It is either one face-off today or another tomorrow. The leadership of the Institute in recent times has not really operated in a way that would command the respect of other professional bodies from some of our rascally governments. Our Institute and practitioners need to brace up to the challenge of improving on our image, in order to earn respect of others and governments on issues pertaining to public relations or image management. It is about the only professional body so weak to regulate who practices; it is about the only professional body in Nigeria that does not care for its members, talk-less of having a befitting register of members; it is the only professional group in Nigeria with an embarrassing identity; it is the only professional body without a website; it is about the only profession that people who are not qualified to practice ab initio, finds themselves in the fold, make so much money using its name and do everything to put it on its kneels; it is about the only profession not respected by even its supposed members; it is about just a body that has chosen to exist by name; and it is about the only professional body that organized training for members, with people who really needed to be trained, as trainers, just because the few real professionals have been alienated or put off by the image of the Institute; it is the only professional body, whose meetings at national and chapter level had been made attractive to a lot of people looking for jobs or for some that wanted to just relax, based on the content and agenda of such meetings. What else can one say? But if by accident, a group of people come out to float a rival group to salvage the PR profession, it becomes a dirty war, just like it is in the marketing profession today.

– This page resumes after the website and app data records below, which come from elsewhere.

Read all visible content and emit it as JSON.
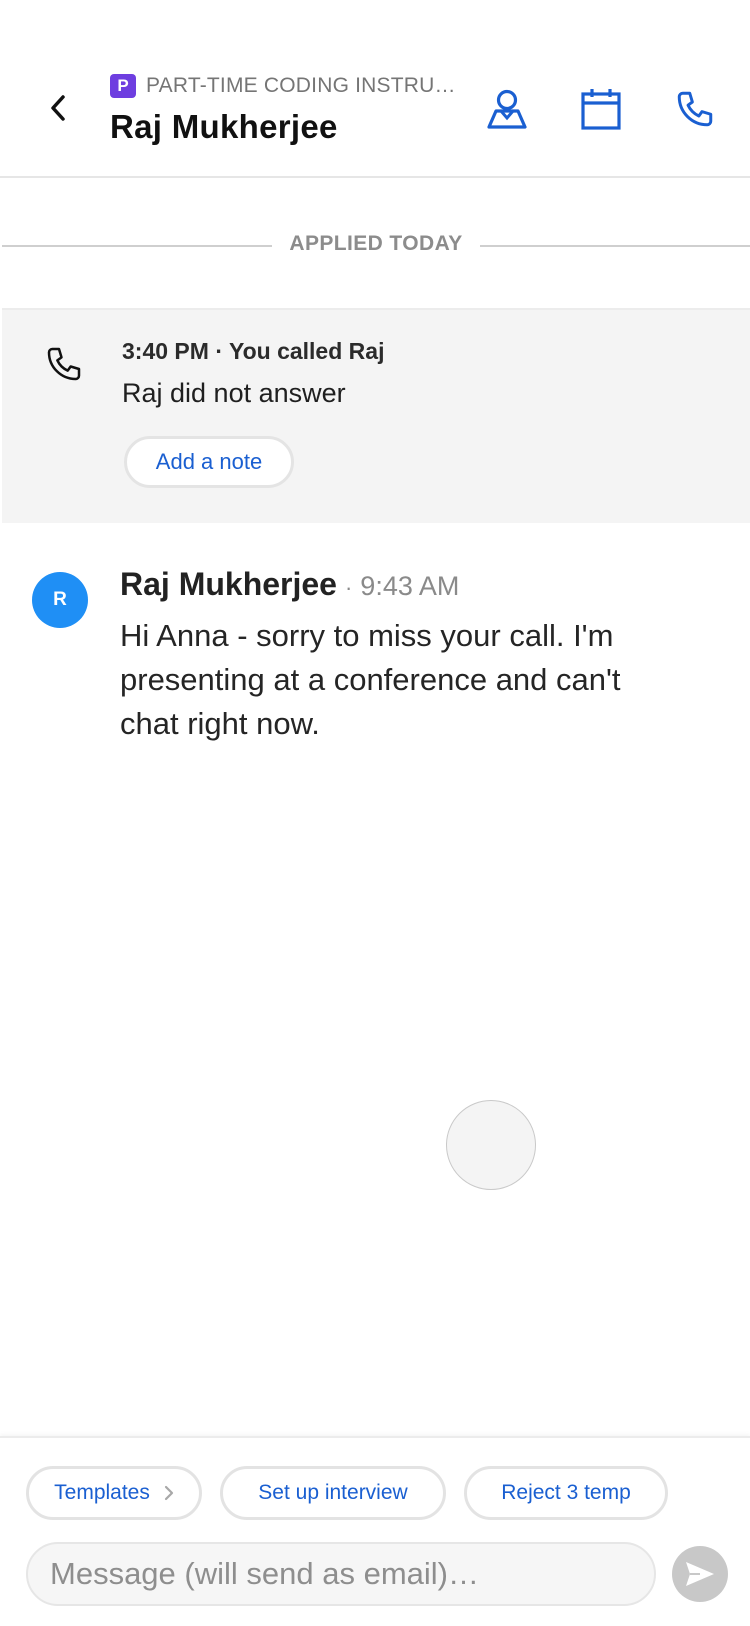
{
  "header": {
    "job_badge": "P",
    "job_title": "PART-TIME CODING INSTRU…",
    "candidate_name": "Raj Mukherjee",
    "icons": [
      "back-chevron-icon",
      "profile-icon",
      "calendar-icon",
      "phone-icon"
    ],
    "accent_color": "#1a5fd1"
  },
  "divider": {
    "label": "APPLIED TODAY"
  },
  "call": {
    "meta": "3:40 PM · You called Raj",
    "status": "Raj did not answer",
    "add_note_label": "Add a note"
  },
  "message": {
    "avatar_initial": "R",
    "sender": "Raj Mukherjee",
    "separator": "·",
    "time": "9:43 AM",
    "body": "Hi Anna - sorry to miss your call. I'm presenting at a conference and can't chat right now."
  },
  "composer": {
    "chips": [
      "Templates",
      "Set up interview",
      "Reject 3 temp"
    ],
    "placeholder": "Message (will send as email)…"
  }
}
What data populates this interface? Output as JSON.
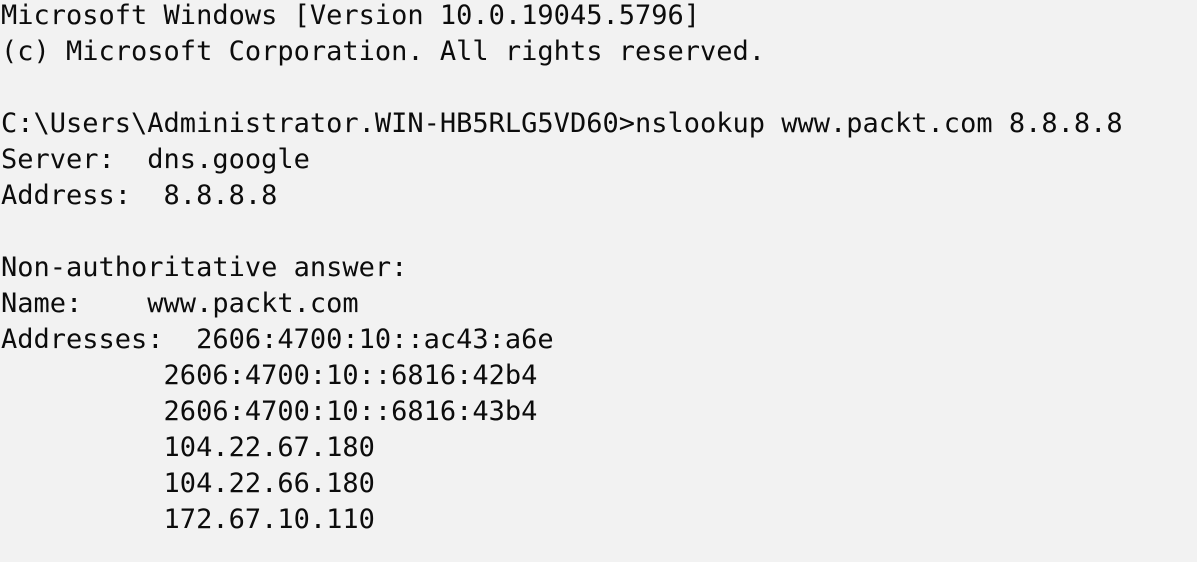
{
  "console": {
    "lines": [
      "Microsoft Windows [Version 10.0.19045.5796]",
      "(c) Microsoft Corporation. All rights reserved.",
      "",
      "C:\\Users\\Administrator.WIN-HB5RLG5VD60>nslookup www.packt.com 8.8.8.8",
      "Server:  dns.google",
      "Address:  8.8.8.8",
      "",
      "Non-authoritative answer:",
      "Name:    www.packt.com",
      "Addresses:  2606:4700:10::ac43:a6e",
      "          2606:4700:10::6816:42b4",
      "          2606:4700:10::6816:43b4",
      "          104.22.67.180",
      "          104.22.66.180",
      "          172.67.10.110"
    ]
  }
}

If proper regulation is made, more than half of people giving PR a bad name would no doubt, be yanked off. When would PR people stop being seeing as errand boys?

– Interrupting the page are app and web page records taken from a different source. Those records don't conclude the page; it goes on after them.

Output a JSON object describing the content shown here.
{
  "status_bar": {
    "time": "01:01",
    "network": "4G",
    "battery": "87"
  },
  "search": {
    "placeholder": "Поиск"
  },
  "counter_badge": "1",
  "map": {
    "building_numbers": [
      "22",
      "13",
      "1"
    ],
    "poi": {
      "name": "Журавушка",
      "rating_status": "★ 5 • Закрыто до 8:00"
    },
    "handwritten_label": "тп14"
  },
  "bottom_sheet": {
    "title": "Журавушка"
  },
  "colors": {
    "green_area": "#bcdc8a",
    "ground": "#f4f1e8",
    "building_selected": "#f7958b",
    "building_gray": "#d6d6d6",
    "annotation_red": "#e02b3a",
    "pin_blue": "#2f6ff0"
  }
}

As we all know, our country is a country that is peculiar. We have so much in abundance, yet little to benefit by the citizenry. Public relations principles have been abandoned for publicity. Government’s actions and communications are not emanated from the citizenry, but rather by some “wise men” that think for us, thus negating the whole essence of public relations and deliberate, planned effort generated from the citizenry by government to introduce policies that are satisfy the needs of the citizenry. In all these, a couple professional groups have been very active in voicing their opinions. Yet, NIPR and its group of practitioners have been silent on salient issues affecting Nigeria’s image, just like they have been in recent past. How then do we want people to appreciate public relations by our own definitions? The Nigerian Bar Association, for instance has consistently come up to speak legal issues, irrespective of who is involved; the accountants, engineers, doctors and host of other proud professional groups have been vocal on issues affecting their professions, yet, NIPR the supposed body on image related issues has remained in our cocoon.
One is not also surprised that a lot of crises companies find themselves in are caused by people who do not appreciate professional advice or advise given by a lot of quacks around. It’s really a cross-road situation that only re-definition of public relations practice in Nigeria can solve.
(Culled from Thisday 08.26.2007)